砖 (zhuān) are bricks, which are common and humble, and quite the opposite of the jade. The Chinese idiom 抛砖引玉 (pāozhuānyǐnyù Cast a brick to attract jade.) was based on a story in which a mediocre poet succeeded in eliciting superb verses from a famous poet by starting a piece of work and letting the latter complete it. Click here for an animated version of this story. So, go ahead and offer your ideas in a brain-storming session. Even if they are not the greatest, they might inspire the group to come up with a valuable solution.
When 玉 (yù jade) is incorporated into a Chinese character as a word radical, the last little stroke is dropped, so that it looks like a “king”, except that the bottom stroke is slightly tilted up. But now you know that it is actually a “jade”. Following are a few examples.
珍 (zhēn) is a treasure. It also means precious, highly valued, or rare. Both this character and the 玉 (yù) character are favorite choices for naming babies, particularly girls.
珍惜 (zhēnxī) is to cherish or treasure something.
Wǒ zhēnxī zhè fèn yǒuqíng.
I cherish this friendship.
珍贵 (zhēnguì) means precious.
Wǒ zhēnxī zhè fèn zhēnguì de yǒuqíng.
I cherish this precious friendship.
袖珍 (xiùzhēn) means pocket-sized, such as in 袖珍字典 (xiùzhēn zìdiǎn pocket dictionary).
珠 (zhū) are beads. It is also the abbreviation for 珍珠 (zhēnzhū pearls). 掌上明珠 (zhǎngshàngmíngzhū) is literally a shiny pearl in one’s palm.

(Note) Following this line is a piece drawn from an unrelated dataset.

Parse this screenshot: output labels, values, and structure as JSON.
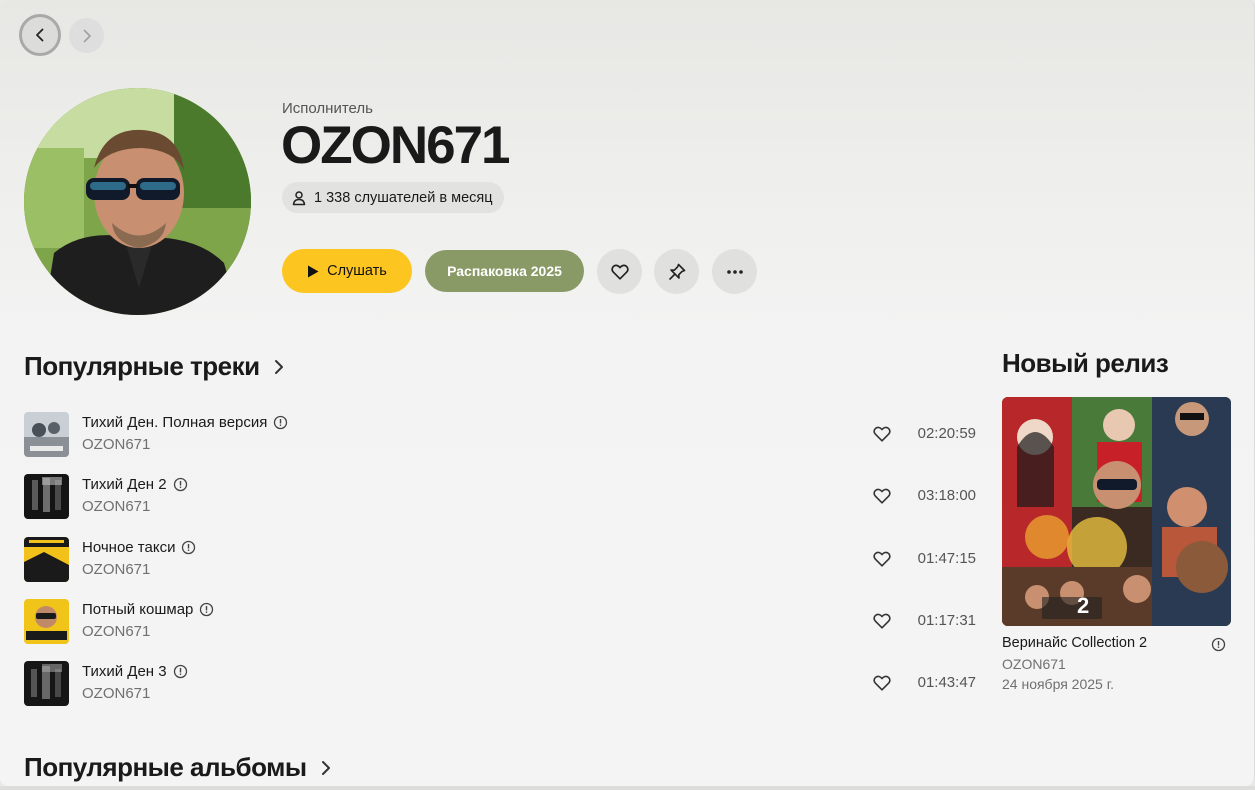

This term refers to one’s precious daughter.
泪珠 (lèizhū) are teardrops. 汗珠 (hàn zhū) are drops of sweat.
A number of other jewelry items, or 珠宝 (zhūbǎo), also feature the “jade” radical.
珊瑚 (shānhú) means coral or items made from coral. 玛瑙 (mǎnǎo) is agate. 环 (huán) is a ring, a hoop, or a link in a chain. 耳环 (ěrhuán) are earrings. 环 (huán) also means to encircle or to be surrounded by mountains, such as in 环境 (huánjìng surroundings, circumstances). 污染环境 (wūrǎn huánjìng) means to pollute the environment.
玻璃 (bōli) is glass. A glass tumbler is called 玻璃杯 (bōli bēi). Nylon stockings are called 玻璃丝袜 (bōli sī wà), or 丝袜 (sī wà nylons) for short.
球 (qiú) refers to any spherical object. 地球 (dìqiú) is the earth. The eyeballs are called 眼球 (yǎnqiú) or 眼珠 (yǎnzhū). 有眼无珠 (yǒuyǎnwúzhū with eyes but without eyeballs) is an interesting expression that means lacking perception, failing to discern an essential point, or failing to see an obvious quality or capability in a person you know.
玩 (wán) is to play or to amuse oneself. 好玩 (hǎowán) means interesting or great fun.
Tā xǐhuān wán lánqiú.
He likes to play basketball.
If any of your friends is getting married soon, you might present the new couple with a card bearing these congratulatory words:
Jīnyù Liáng Yuán
Gold and jade, a perfect match.
良 (liáng) is the formal word for “good”, “fine”, or “a good deal of”. 缘 (yuán) has a number of different meanings. It could refer to the edge or fringe of an object, the reason that causes something to happen, or a predestined relationship, which applies in this case.